As I read one dull chapter after the next, all I could think was that with all these great minds, all this talent, there wasn't much to show for it. I bought this book without opening the cover, which turns out to be a mistake. This isn't much here that's surprising or insightful and actually most of the chapters are boring.
By 2050, nine-billion or more humans will walk the earth.
Modest space colonies will exist.
China will rise to such heights that Chinese will be the next global language, ahead of English and Spanish.
Developments in medicine will bring such revolutions in surgery, bionics, cloning, stem cell research, that many diseases of today will be controlled or altogether eradicated by mid-century.
Climate changes could wreak havoc to coastlines and farm belts.
Robots may not be as great a presence as science fiction has lead us to believe.
The racial composition of the western world will be not unlike that of present-day Brazil, with multi-ethnic societies being the norm.

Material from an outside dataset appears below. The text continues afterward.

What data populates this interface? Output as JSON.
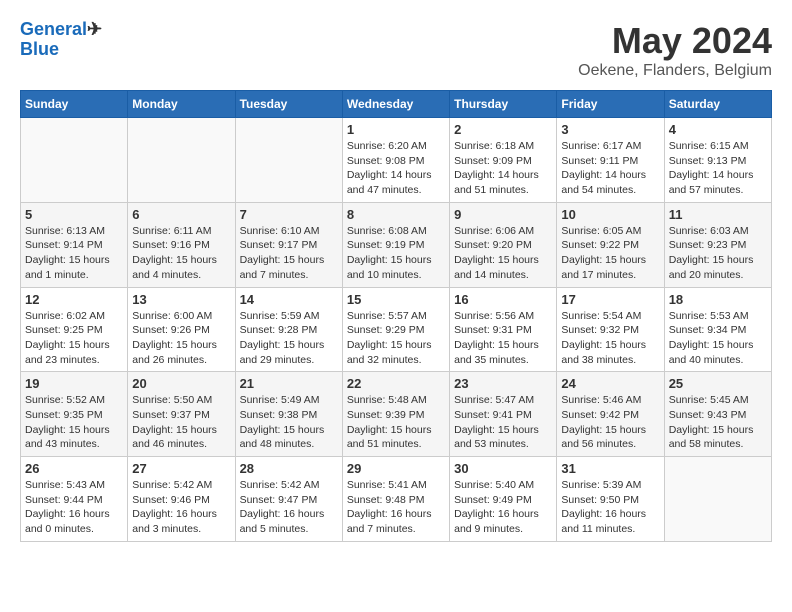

Fuels sources will be a mix of what we presently term "green" and also we will have a greater reliance on nuclear power than is commonplace today.
Massive extinctions will continue among species alive today, with birds being particularly hard hit.
Overall after reading this book, wherein each chapter was like a little monument to its author's ego, I am happy here in the present, and am in no big hurry to greet the world into which I'll grow old.